Exercise goal » Would you please copy out each entry exactly?

(Data items)
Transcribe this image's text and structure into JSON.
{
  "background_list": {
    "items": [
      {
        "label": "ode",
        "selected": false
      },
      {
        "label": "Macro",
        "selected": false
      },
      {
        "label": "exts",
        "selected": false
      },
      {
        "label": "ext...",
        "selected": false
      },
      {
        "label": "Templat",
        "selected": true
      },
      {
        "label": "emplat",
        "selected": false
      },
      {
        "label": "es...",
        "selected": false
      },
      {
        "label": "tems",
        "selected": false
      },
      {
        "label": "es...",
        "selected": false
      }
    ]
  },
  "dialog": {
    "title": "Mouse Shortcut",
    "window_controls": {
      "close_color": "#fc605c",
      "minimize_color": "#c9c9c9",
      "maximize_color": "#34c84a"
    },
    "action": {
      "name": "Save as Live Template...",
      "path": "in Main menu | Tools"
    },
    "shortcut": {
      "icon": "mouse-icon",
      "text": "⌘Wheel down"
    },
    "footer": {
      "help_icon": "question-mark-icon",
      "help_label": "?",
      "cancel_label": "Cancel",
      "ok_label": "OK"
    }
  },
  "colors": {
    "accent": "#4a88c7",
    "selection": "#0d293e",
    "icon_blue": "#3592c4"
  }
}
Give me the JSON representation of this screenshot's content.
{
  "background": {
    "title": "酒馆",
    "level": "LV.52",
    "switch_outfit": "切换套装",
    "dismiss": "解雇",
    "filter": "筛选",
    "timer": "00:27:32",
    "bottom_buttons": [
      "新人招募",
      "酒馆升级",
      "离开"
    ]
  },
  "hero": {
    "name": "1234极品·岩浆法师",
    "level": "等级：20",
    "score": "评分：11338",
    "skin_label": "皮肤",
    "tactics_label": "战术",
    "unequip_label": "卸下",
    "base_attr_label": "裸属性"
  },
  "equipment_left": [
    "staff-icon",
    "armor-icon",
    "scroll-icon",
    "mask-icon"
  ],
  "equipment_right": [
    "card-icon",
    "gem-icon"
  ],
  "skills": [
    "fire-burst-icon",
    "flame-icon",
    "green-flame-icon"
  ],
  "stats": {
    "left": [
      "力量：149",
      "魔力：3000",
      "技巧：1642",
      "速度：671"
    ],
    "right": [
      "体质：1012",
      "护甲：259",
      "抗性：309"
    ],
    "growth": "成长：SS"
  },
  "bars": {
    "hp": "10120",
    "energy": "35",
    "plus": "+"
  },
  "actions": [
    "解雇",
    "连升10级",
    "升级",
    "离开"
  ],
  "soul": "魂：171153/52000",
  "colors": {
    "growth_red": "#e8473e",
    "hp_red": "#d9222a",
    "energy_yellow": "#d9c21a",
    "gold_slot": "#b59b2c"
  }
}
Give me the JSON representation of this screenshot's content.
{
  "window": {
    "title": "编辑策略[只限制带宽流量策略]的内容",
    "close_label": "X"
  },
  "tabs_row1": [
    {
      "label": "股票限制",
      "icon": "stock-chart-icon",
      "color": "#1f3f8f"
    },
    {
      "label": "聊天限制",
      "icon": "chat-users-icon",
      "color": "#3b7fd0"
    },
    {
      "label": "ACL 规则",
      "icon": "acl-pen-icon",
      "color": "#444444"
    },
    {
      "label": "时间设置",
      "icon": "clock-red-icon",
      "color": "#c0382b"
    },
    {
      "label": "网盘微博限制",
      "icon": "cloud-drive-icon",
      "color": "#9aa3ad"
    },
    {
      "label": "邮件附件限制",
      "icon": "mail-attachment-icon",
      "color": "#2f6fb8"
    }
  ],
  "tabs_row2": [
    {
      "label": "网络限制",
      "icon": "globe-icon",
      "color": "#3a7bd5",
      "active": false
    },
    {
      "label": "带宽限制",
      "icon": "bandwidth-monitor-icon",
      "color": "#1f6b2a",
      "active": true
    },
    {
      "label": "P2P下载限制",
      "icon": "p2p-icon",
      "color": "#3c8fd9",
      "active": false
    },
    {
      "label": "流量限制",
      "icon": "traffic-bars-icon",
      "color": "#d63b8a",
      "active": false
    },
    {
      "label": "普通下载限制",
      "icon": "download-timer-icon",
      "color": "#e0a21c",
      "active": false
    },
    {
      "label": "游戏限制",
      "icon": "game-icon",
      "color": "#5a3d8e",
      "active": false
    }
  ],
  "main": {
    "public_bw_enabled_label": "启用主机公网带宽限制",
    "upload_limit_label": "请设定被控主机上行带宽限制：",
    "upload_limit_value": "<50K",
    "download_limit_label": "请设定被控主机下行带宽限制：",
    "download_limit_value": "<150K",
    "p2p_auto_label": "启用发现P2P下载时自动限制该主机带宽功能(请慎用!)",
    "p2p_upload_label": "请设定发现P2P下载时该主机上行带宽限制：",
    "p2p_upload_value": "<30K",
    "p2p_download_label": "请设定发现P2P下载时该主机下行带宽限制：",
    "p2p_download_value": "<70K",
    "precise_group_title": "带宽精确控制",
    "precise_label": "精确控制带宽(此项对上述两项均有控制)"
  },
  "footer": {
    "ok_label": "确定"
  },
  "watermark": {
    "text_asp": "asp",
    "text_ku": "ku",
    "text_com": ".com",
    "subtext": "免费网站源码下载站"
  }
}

Solution to this task »
Transcribe this image's text and structure into JSON.
{
  "background_list": {
    "items": [
      {
        "label": "ode",
        "selected": false
      },
      {
        "label": "Macro",
        "selected": false
      },
      {
        "label": "exts",
        "selected": false
      },
      {
        "label": "ext...",
        "selected": false
      },
      {
        "label": "Templat",
        "selected": true
      },
      {
        "label": "emplat",
        "selected": false
      },
      {
        "label": "es...",
        "selected": false
      },
      {
        "label": "tems",
        "selected": false
      },
      {
        "label": "es...",
        "selected": false
      }
    ]
  },
  "dialog": {
    "title": "Mouse Shortcut",
    "window_controls": {
      "close_color": "#fc605c",
      "minimize_color": "#c9c9c9",
      "maximize_color": "#34c84a"
    },
    "action": {
      "name": "Save as Live Template...",
      "path": "in Main menu | Tools"
    },
    "shortcut": {
      "icon": "mouse-icon",
      "text": "⌘Wheel down"
    },
    "footer": {
      "help_icon": "question-mark-icon",
      "help_label": "?",
      "cancel_label": "Cancel",
      "ok_label": "OK"
    }
  },
  "colors": {
    "accent": "#4a88c7",
    "selection": "#0d293e",
    "icon_blue": "#3592c4"
  }
}
Give me the JSON representation of this screenshot's content.
{
  "background": {
    "title": "酒馆",
    "level": "LV.52",
    "switch_outfit": "切换套装",
    "dismiss": "解雇",
    "filter": "筛选",
    "timer": "00:27:32",
    "bottom_buttons": [
      "新人招募",
      "酒馆升级",
      "离开"
    ]
  },
  "hero": {
    "name": "1234极品·岩浆法师",
    "level": "等级：20",
    "score": "评分：11338",
    "skin_label": "皮肤",
    "tactics_label": "战术",
    "unequip_label": "卸下",
    "base_attr_label": "裸属性"
  },
  "equipment_left": [
    "staff-icon",
    "armor-icon",
    "scroll-icon",
    "mask-icon"
  ],
  "equipment_right": [
    "card-icon",
    "gem-icon"
  ],
  "skills": [
    "fire-burst-icon",
    "flame-icon",
    "green-flame-icon"
  ],
  "stats": {
    "left": [
      "力量：149",
      "魔力：3000",
      "技巧：1642",
      "速度：671"
    ],
    "right": [
      "体质：1012",
      "护甲：259",
      "抗性：309"
    ],
    "growth": "成长：SS"
  },
  "bars": {
    "hp": "10120",
    "energy": "35",
    "plus": "+"
  },
  "actions": [
    "解雇",
    "连升10级",
    "升级",
    "离开"
  ],
  "soul": "魂：171153/52000",
  "colors": {
    "growth_red": "#e8473e",
    "hp_red": "#d9222a",
    "energy_yellow": "#d9c21a",
    "gold_slot": "#b59b2c"
  }
}
Give me the JSON representation of this screenshot's content.
{
  "window": {
    "title": "编辑策略[只限制带宽流量策略]的内容",
    "close_label": "X"
  },
  "tabs_row1": [
    {
      "label": "股票限制",
      "icon": "stock-chart-icon",
      "color": "#1f3f8f"
    },
    {
      "label": "聊天限制",
      "icon": "chat-users-icon",
      "color": "#3b7fd0"
    },
    {
      "label": "ACL 规则",
      "icon": "acl-pen-icon",
      "color": "#444444"
    },
    {
      "label": "时间设置",
      "icon": "clock-red-icon",
      "color": "#c0382b"
    },
    {
      "label": "网盘微博限制",
      "icon": "cloud-drive-icon",
      "color": "#9aa3ad"
    },
    {
      "label": "邮件附件限制",
      "icon": "mail-attachment-icon",
      "color": "#2f6fb8"
    }
  ],
  "tabs_row2": [
    {
      "label": "网络限制",
      "icon": "globe-icon",
      "color": "#3a7bd5",
      "active": false
    },
    {
      "label": "带宽限制",
      "icon": "bandwidth-monitor-icon",
      "color": "#1f6b2a",
      "active": true
    },
    {
      "label": "P2P下载限制",
      "icon": "p2p-icon",
      "color": "#3c8fd9",
      "active": false
    },
    {
      "label": "流量限制",
      "icon": "traffic-bars-icon",
      "color": "#d63b8a",
      "active": false
    },
    {
      "label": "普通下载限制",
      "icon": "download-timer-icon",
      "color": "#e0a21c",
      "active": false
    },
    {
      "label": "游戏限制",
      "icon": "game-icon",
      "color": "#5a3d8e",
      "active": false
    }
  ],
  "main": {
    "public_bw_enabled_label": "启用主机公网带宽限制",
    "upload_limit_label": "请设定被控主机上行带宽限制：",
    "upload_limit_value": "<50K",
    "download_limit_label": "请设定被控主机下行带宽限制：",
    "download_limit_value": "<150K",
    "p2p_auto_label": "启用发现P2P下载时自动限制该主机带宽功能(请慎用!)",
    "p2p_upload_label": "请设定发现P2P下载时该主机上行带宽限制：",
    "p2p_upload_value": "<30K",
    "p2p_download_label": "请设定发现P2P下载时该主机下行带宽限制：",
    "p2p_download_value": "<70K",
    "precise_group_title": "带宽精确控制",
    "precise_label": "精确控制带宽(此项对上述两项均有控制)"
  },
  "footer": {
    "ok_label": "确定"
  },
  "watermark": {
    "text_asp": "asp",
    "text_ku": "ku",
    "text_com": ".com",
    "subtext": "免费网站源码下载站"
  }
}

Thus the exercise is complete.